James D. “Jim” Martin ’86


A relationship with the land

“Choose a job you love, and you’ll never work a day in your life.”
For Jim Martin, Charleston Parks Conservancy program director and James Island farmer, no saying could be more apropos.
“I’ve always known I wanted to garden. Even as a tiny child, my parents always let me have a little garden plot of whatever I wanted. And I knew I wanted to study horticulture at Clemson when I was in the tenth grade,” Martin said.
Martin has spent his entire working life acting on his childhood impulse to make things grow. He has worked in public horticulture throughout South Carolina for more than 25 years. At Riverbanks Zoo, he played a pivotal role in conceptualizing and developing the zoo’s 90-acre botanical garden. He was instrumental in master plan development for the Mepkin Abbey Botanical Garden. He has also been vice-president of horticulture for Brookgreen Gardens on Pawleys Island.
In 2007, S.C. businesswoman Darla Moore invited Martin to help launch the nonprofit Charleston Parks Conservancy, which partners with the City of Charleston and local communities to renovate and maintain the city’s parks and greenspaces through its Charleston Park Angels program.
“The Park Angels program is founded on the concept that if you give people the opportunity to help with their parks and greenspaces, they will make it happen,” Martin said. The group is currently filling bare patches of dirt with lush plantings and replacing decades-old playground equipment with the latest and safest at 27 sites.
But Martin’s life wouldn’t be complete if he didn’t also grow vegetables as he did when he was a child, so in 2012, he started a small boutique farm on Johns Island where he leases 1.25 acres through Lowcountry Local First’s incubator farm program. Martin sells his seasonal vegetables and herbs to local restaurants by focusing on what each restaurant’s specific needs might be and what he as a small farmer can grow for them.
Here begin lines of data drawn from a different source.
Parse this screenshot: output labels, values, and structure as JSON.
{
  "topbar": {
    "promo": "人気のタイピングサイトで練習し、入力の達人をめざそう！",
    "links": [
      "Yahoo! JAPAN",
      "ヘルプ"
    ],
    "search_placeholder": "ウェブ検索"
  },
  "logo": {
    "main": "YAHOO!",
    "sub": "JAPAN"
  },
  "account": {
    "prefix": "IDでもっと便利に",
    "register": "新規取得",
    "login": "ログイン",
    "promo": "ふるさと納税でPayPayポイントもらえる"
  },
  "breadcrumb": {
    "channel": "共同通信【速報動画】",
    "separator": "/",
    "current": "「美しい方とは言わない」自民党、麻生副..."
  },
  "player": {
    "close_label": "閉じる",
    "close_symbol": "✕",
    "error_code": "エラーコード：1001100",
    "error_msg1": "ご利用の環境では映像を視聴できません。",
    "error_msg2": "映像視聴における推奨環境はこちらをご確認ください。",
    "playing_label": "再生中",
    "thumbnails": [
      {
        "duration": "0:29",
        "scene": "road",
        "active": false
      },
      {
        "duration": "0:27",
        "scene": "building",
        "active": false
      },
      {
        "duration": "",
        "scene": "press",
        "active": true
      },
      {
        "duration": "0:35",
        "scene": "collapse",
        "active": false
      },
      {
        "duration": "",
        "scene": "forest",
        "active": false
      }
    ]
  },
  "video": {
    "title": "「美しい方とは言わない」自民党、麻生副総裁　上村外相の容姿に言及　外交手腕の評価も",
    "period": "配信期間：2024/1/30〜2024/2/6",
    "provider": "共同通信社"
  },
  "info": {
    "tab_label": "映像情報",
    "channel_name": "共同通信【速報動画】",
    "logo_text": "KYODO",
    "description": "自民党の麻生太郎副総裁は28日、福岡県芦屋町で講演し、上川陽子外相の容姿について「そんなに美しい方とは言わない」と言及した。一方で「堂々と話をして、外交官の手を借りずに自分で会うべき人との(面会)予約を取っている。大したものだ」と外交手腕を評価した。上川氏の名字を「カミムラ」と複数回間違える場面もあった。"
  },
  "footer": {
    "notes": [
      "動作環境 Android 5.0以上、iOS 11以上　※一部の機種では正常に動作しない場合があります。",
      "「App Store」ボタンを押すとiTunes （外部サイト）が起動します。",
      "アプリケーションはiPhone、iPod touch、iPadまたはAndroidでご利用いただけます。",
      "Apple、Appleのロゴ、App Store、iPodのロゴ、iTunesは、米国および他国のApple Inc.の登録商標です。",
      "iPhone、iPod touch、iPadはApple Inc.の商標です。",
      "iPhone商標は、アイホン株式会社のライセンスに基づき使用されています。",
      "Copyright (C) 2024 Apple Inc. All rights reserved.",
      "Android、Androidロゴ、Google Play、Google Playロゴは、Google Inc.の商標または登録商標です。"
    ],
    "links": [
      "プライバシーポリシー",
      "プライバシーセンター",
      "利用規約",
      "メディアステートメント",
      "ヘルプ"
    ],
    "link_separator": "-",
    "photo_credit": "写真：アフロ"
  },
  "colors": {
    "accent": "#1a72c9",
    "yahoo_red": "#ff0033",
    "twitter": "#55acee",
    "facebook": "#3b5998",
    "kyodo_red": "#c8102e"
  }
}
Martin says that the evolving “foodie culture” in Charleston has resulted in the understanding that buying fresh, locally grown, high-quality produce results in a better product.
“I’ve had a great career. I love what I’m doing. And what I did at Clemson helped get me here,” Martin said.